Concern about our Roads

As an elected public servant at the local level, I am just as concerned about the condition of our roads as all constituents, as well as those in the state house considering funding issues in Columbia this week.  I am very concerned about the financial pressure that is being forced down to lower levels of civil governance, as a result of our crumbling roads.   I want to share two pictures.  I believe pictures are often worth a thousand words.












This is an area of Sweetwater Road in Edgefield County that was repaired in March, 2017, less than two months ago, and the work is already caving in.  I do not care how much additional tax revenue we raise and provide to the companies / crews repairing our roads – money will not solve this problem.

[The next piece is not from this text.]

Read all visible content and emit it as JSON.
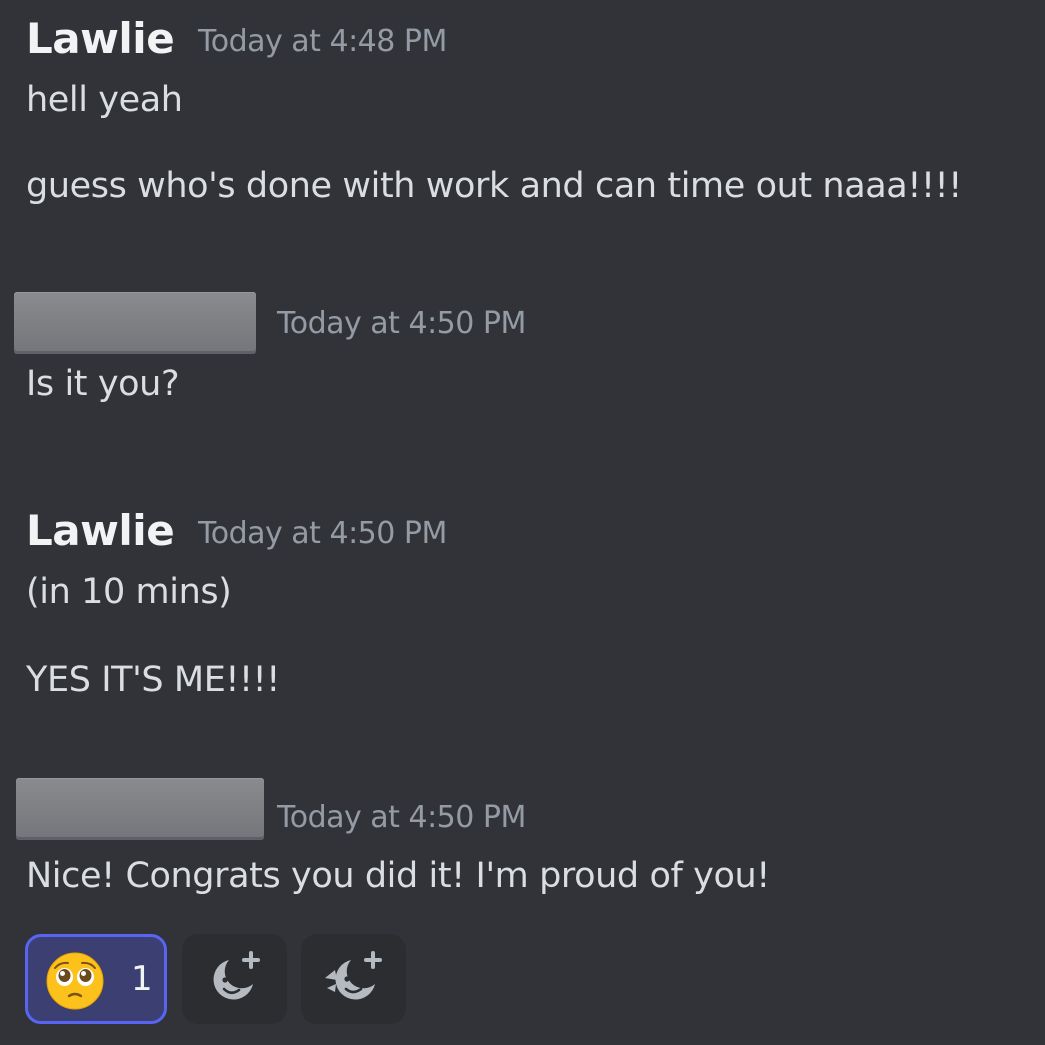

One might say this is an isolated incident, and unfair.  Perhaps.  I have driven a lot of roads, not only in our county and state, but in our country.  We have a significant problem as it relates to our nation’s infrastructure, and the issue isn’t always simply providing more money to the problem.
I am going to close by taking the issue away from roads, and encourage all my friends, both citizens and those currently serving in elected public office, to read the book That Used to Be Us by Thomas L. Friedman and Michael Mandelbaum.  I don’t agree with everything in their book, but it opens comparing the drive and work ethic of various cultures, and how that impacts national outcomes.  Friedman and Madelbaum specifically contrast our republics ability to construct and maintain infrastructure in the 21st Century to that of our competitors, China and India.  They highlight the time it took to construct on opulent high rise office building in a thriving city of China to the time it is currently taking the Washington DC Metro Authority to repair escalators in our aging metro stations.  Being a frequent user of the DC Metro, I concur with their assessment.  Our success / performance in that area, just like the pictures above, is putting our citizenry in grave danger, on multiple levels.

My gut tells me we need more average citizens reading the book I mentioned, and perhaps choosing to run for office to replace some long term public servants who have managed our decline in these critically important areas.  That might sound harsh, but when I look at the pictures above, and listen to the rhetoric coming out of many, who say the issue is solely funding, I simply disagree, and feel we need more citizens engaged in the debate.

Scott Cooper